On 1 December, as the whole state was celebrating the Indigenous Faith Day, pictures of people holding placards, seeking cancellation of the scheduled tribe (ST) certificates issued to those who converted to other religions started making the rounds on social media. By afternoon, the media byte of a district unit of the Indigenous Faith and Cultural Society of Arunachal Pradesh, seeking cancellation of the ST certificates of religious converts made it to social media forums. The main target seems to be the tribal people who have embraced Christianity. Many Arunachalees were shocked by the demand, but for those who closely follow the politics of the right-wing Hindutva groups, the demand was not shocking at all. It was expected that, after relentlessly targeting Muslims for the last many years, the next obvious target of the right-wing groups would be Christians.
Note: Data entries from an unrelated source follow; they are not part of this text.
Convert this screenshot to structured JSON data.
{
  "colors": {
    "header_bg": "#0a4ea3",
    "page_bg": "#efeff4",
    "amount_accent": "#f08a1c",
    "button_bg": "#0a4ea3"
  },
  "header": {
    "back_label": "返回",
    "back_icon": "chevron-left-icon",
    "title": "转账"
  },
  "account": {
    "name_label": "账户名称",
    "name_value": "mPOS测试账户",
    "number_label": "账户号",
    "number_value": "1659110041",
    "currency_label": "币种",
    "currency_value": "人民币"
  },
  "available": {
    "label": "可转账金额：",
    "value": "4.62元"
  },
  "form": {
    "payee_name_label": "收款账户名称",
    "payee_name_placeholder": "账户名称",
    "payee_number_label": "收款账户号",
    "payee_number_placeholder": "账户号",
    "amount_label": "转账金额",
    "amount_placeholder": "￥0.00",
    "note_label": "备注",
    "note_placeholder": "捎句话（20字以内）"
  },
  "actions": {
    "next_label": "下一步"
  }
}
After that, the target will be tribals who do not subscribe to the right-wing ideology. For long, Sangh Parivar members like the Vishwa Hindu Parishad (VHP), etc, have sought the cancellation of ST rights of tribals who have chosen religions like Christianity and Islam. They use the ST status as a bogey to try to humiliate those who abandoned Hinduism and converted to Christianity and Islam. It is a known fact that the majority of the people who have embraced Christianity and Islam in India were once lower caste Hindus. The right-wing groups try to harass tribals who have embraced Christianity and Islam either by demanding cancellation of their ST status or by trying to humiliate them by mocking them as being followers of foreign religions. Truly speaking, they are wrong on both counts. The Supreme Court of India in 2004 ruled that a tribal, even after converting to another religion, would not lose the ST status, unless it is shown that he/she has given up his/her tribal customs and is observing only the customs practiced in the adopted religion. “A member of a tribe despite the change in religion may remain a member of the tribe if a person continues to follow the tribal traits and customs,” a bench comprising Chief Justice VN Khare, Justice SB Sinha, and Justice SH Kapadia had said in the judgment.
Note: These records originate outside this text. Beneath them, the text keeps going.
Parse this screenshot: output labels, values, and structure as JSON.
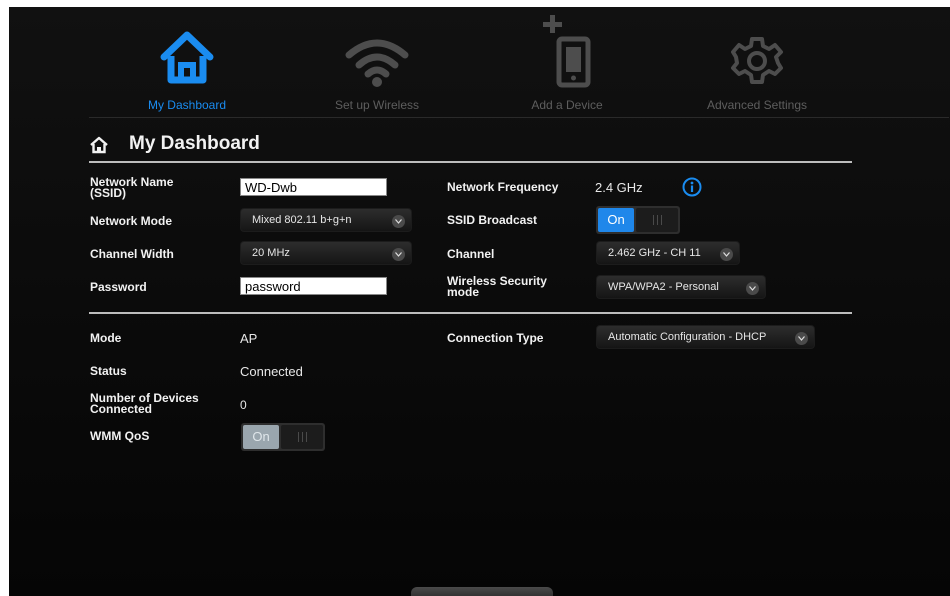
{
  "nav": {
    "items": [
      {
        "label": "My Dashboard",
        "icon": "home-icon",
        "active": true
      },
      {
        "label": "Set up Wireless",
        "icon": "wifi-icon",
        "active": false
      },
      {
        "label": "Add a Device",
        "icon": "add-device-icon",
        "active": false
      },
      {
        "label": "Advanced Settings",
        "icon": "gear-icon",
        "active": false
      }
    ]
  },
  "page": {
    "title": "My Dashboard",
    "title_icon": "home-outline-icon"
  },
  "wireless": {
    "ssid_label": "Network Name (SSID)",
    "ssid_value": "WD-Dwb",
    "mode_label": "Network Mode",
    "mode_value": "Mixed 802.11 b+g+n",
    "width_label": "Channel Width",
    "width_value": "20 MHz",
    "password_label": "Password",
    "password_value": "password",
    "freq_label": "Network Frequency",
    "freq_value": "2.4 GHz",
    "broadcast_label": "SSID Broadcast",
    "broadcast_state": "On",
    "channel_label": "Channel",
    "channel_value": "2.462 GHz - CH 11",
    "security_label": "Wireless Security mode",
    "security_value": "WPA/WPA2 - Personal"
  },
  "status": {
    "mode_label": "Mode",
    "mode_value": "AP",
    "status_label": "Status",
    "status_value": "Connected",
    "devices_label": "Number of Devices Connected",
    "devices_value": "0",
    "wmm_label": "WMM QoS",
    "wmm_state": "On",
    "conn_label": "Connection Type",
    "conn_value": "Automatic Configuration - DHCP"
  },
  "colors": {
    "accent": "#1a8cf0",
    "background": "#000000",
    "toggle_on": "#1f87ea"
  }
}
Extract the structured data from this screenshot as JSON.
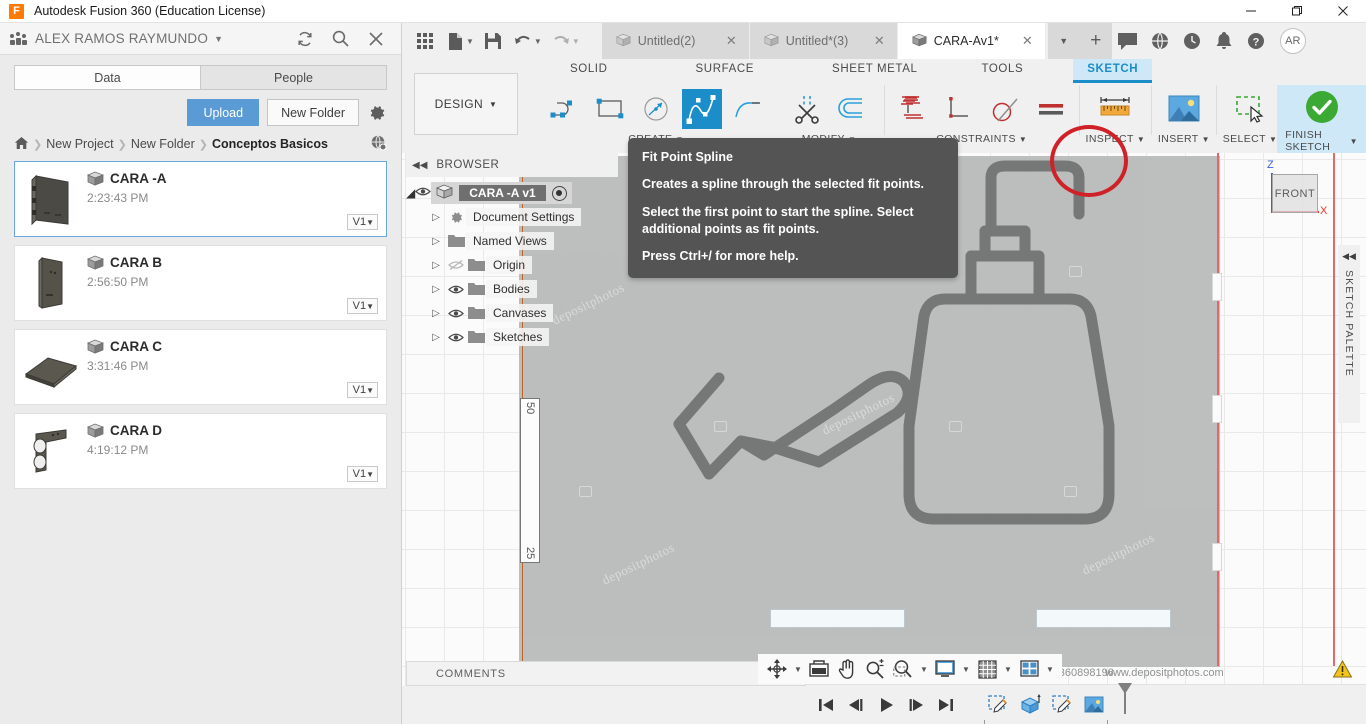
{
  "window": {
    "app_title": "Autodesk Fusion 360 (Education License)",
    "logo_letter": "F",
    "minimize": "—",
    "maximize": "❐",
    "close": "✕"
  },
  "account_bar": {
    "user_name": "ALEX RAMOS RAYMUNDO",
    "caret": "▼",
    "icons": [
      "refresh-icon",
      "search-icon",
      "close-icon"
    ]
  },
  "data_panel": {
    "tabs": [
      {
        "label": "Data",
        "active": true
      },
      {
        "label": "People",
        "active": false
      }
    ],
    "upload_label": "Upload",
    "new_folder_label": "New Folder",
    "breadcrumb": {
      "home": "home-icon",
      "items": [
        "New Project",
        "New Folder",
        "Conceptos Basicos"
      ],
      "separator": "❯"
    },
    "files": [
      {
        "name": "CARA -A",
        "time": "2:23:43 PM",
        "version": "V1",
        "selected": true
      },
      {
        "name": "CARA B",
        "time": "2:56:50 PM",
        "version": "V1",
        "selected": false
      },
      {
        "name": "CARA C",
        "time": "3:31:46 PM",
        "version": "V1",
        "selected": false
      },
      {
        "name": "CARA D",
        "time": "4:19:12 PM",
        "version": "V1",
        "selected": false
      }
    ]
  },
  "quick_access": {
    "icons": [
      "grid-apps-icon",
      "new-file-icon",
      "save-icon",
      "undo-icon",
      "redo-icon"
    ]
  },
  "doc_tabs": [
    {
      "label": "Untitled(2)",
      "active": false,
      "close": "✕"
    },
    {
      "label": "Untitled*(3)",
      "active": false,
      "close": "✕"
    },
    {
      "label": "CARA-Av1*",
      "active": true,
      "close": "✕"
    }
  ],
  "tabs_right": {
    "dropdown": "▼",
    "plus": "+",
    "icons": [
      "comment-icon",
      "globe-icon",
      "job-status-icon",
      "notification-bell-icon",
      "help-icon"
    ],
    "avatar_initials": "AR"
  },
  "ribbon": {
    "workspace_label": "DESIGN",
    "workspace_caret": "▼",
    "tabs": [
      {
        "label": "SOLID",
        "active": false
      },
      {
        "label": "SURFACE",
        "active": false
      },
      {
        "label": "SHEET METAL",
        "active": false
      },
      {
        "label": "TOOLS",
        "active": false
      },
      {
        "label": "SKETCH",
        "active": true
      }
    ],
    "groups": [
      {
        "label": "CREATE",
        "caret": "▼",
        "tools": [
          "line-icon",
          "rectangle-icon",
          "circle-icon",
          "fit-point-spline-icon",
          "arc-icon"
        ]
      },
      {
        "label": "MODIFY",
        "caret": "▼",
        "tools": [
          "trim-icon",
          "offset-icon"
        ]
      },
      {
        "label": "CONSTRAINTS",
        "caret": "▼",
        "tools": [
          "fix-constraint-icon",
          "perpendicular-icon",
          "tangent-icon",
          "equal-icon"
        ]
      },
      {
        "label": "INSPECT",
        "caret": "▼",
        "tools": [
          "measure-icon"
        ]
      },
      {
        "label": "INSERT",
        "caret": "▼",
        "tools": [
          "insert-image-icon"
        ]
      },
      {
        "label": "SELECT",
        "caret": "▼",
        "tools": [
          "select-window-icon"
        ]
      },
      {
        "label": "FINISH SKETCH",
        "caret": "▼",
        "tools": [
          "finish-sketch-check-icon"
        ]
      }
    ]
  },
  "tooltip": {
    "title": "Fit Point Spline",
    "body1": "Creates a spline through the selected fit points.",
    "body2": "Select the first point to start the spline. Select additional points as fit points.",
    "body3": "Press Ctrl+/ for more help."
  },
  "browser": {
    "header": "BROWSER",
    "collapse_icon": "◀◀",
    "root": {
      "label": "CARA -A v1",
      "visible": true
    },
    "nodes": [
      {
        "label": "Document Settings",
        "icon": "gear-icon",
        "eye": false,
        "eye_off": false
      },
      {
        "label": "Named Views",
        "icon": "folder-icon",
        "eye": false,
        "eye_off": false
      },
      {
        "label": "Origin",
        "icon": "folder-icon",
        "eye": true,
        "eye_off": true
      },
      {
        "label": "Bodies",
        "icon": "folder-icon",
        "eye": true,
        "eye_off": false
      },
      {
        "label": "Canvases",
        "icon": "folder-icon",
        "eye": true,
        "eye_off": false
      },
      {
        "label": "Sketches",
        "icon": "folder-icon",
        "eye": true,
        "eye_off": false
      }
    ],
    "expand_arrow": "▷"
  },
  "canvas": {
    "ruler_top_label": "50",
    "ruler_bottom_label": "25",
    "watermark_text": "depositphotos",
    "view_cube": {
      "face": "FRONT",
      "z_label": "Z",
      "x_label": "X"
    },
    "sketch_palette": {
      "label": "SKETCH PALETTE",
      "collapse": "◀◀"
    }
  },
  "comments_bar": {
    "label": "COMMENTS",
    "add_icon": "add-comment-icon"
  },
  "nav_bar": {
    "icons": [
      "orbit-icon",
      "display-settings-icon",
      "pan-icon",
      "zoom-icon",
      "fit-icon",
      "display-mode-icon",
      "grid-snap-icon",
      "viewports-icon"
    ],
    "caret": "▼"
  },
  "status_bar": {
    "image_id_label": "Image ID: 360898196",
    "site": "www.depositphotos.com",
    "warning_icon": "warning-icon"
  },
  "timeline": {
    "icons": [
      "go-to-beginning-icon",
      "step-back-icon",
      "play-icon",
      "step-forward-icon",
      "go-to-end-icon"
    ],
    "feature_icons": [
      "sketch-feature-icon",
      "extrude-feature-icon",
      "sketch2-feature-icon",
      "canvas-feature-icon"
    ],
    "marker": "timeline-marker-icon",
    "settings": "gear-icon"
  },
  "colors": {
    "accent_blue": "#1b8ec9",
    "highlight_blue": "#cfe8f7",
    "upload_blue": "#5b9bd5",
    "red_circle": "#cf2128",
    "tooltip_bg": "#545454",
    "green_check": "#3aaa35"
  }
}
In Arunachal, the tribal citizens who have embraced Christianity still continue to maintain the tribal customs and culture and the tribal way of life. The clan system is strictly maintained. People identify themselves by clans and tribes, not by religions. Tribal tradition is mostly followed, even if they embrace different religions. In fact, the tribal people of the state, even though they may follow different religions, are very proud of their clan and tribe identity. Therefore, seeking cancellation of their ST right is an insult to the tribal Christians. There is growing anger brewing against such demand. The repeated attempts to humiliate tribal Christians might one day backfire.

This attempt to try to portray those who follow Christianity as followers of a foreign religion is absurd. There is a general scholarly consensus in India that Christian communities were firmly established off the coast of Kerala by the 6th century AD. Also, claiming that being a Christian follower, a person loses their exclusiveness as a tribal is another absurd argument. The form of Buddhism which is followed in Tawang and West Kameng is quite similar to that followed by the Tibetans. The form of Buddhism that is followed in Namsai and Changlang districts is quite similar to the one that is followed in countries like Thailand, Myanmar, etc. Can we accuse them of being followers of foreign religions? In fact, the indigenous faith itself has changed a lot and is quite different from how it was years ago.

It is a known fact that the majority of the tribal communities of Arunachal were animists and without any religion. For the tribals of the state, the very concept of religion is new. Religious segregation was first started by Christian missionaries, followed by Hindu missionaries. Frankly, there are very few who are still following the indigenous rituals in their purest form. So, no one can really take the high moral ground over ‘indigenousness’.

People have embraced various religions as per their choice, and the Constitution also guarantees freedom to choose any religion. Unlike in mainland India, where people are used to religious politics, the situation is quite different here in the state. The religious tension has the potential to create social unrest in Arunachal Pradesh, and it will be catastrophic for the nation. In Arunachal, within a family, there are members who are Christians, indigenous faith followers, Hindu believers, and even atheists. In many houses, both the star (symbolizing Christianity) and the Donyi Polo flag are hung together. This is one place where the local tribal people celebrate Diwali and Durga Puja as their own festivals. This unique secular identity should be maintained.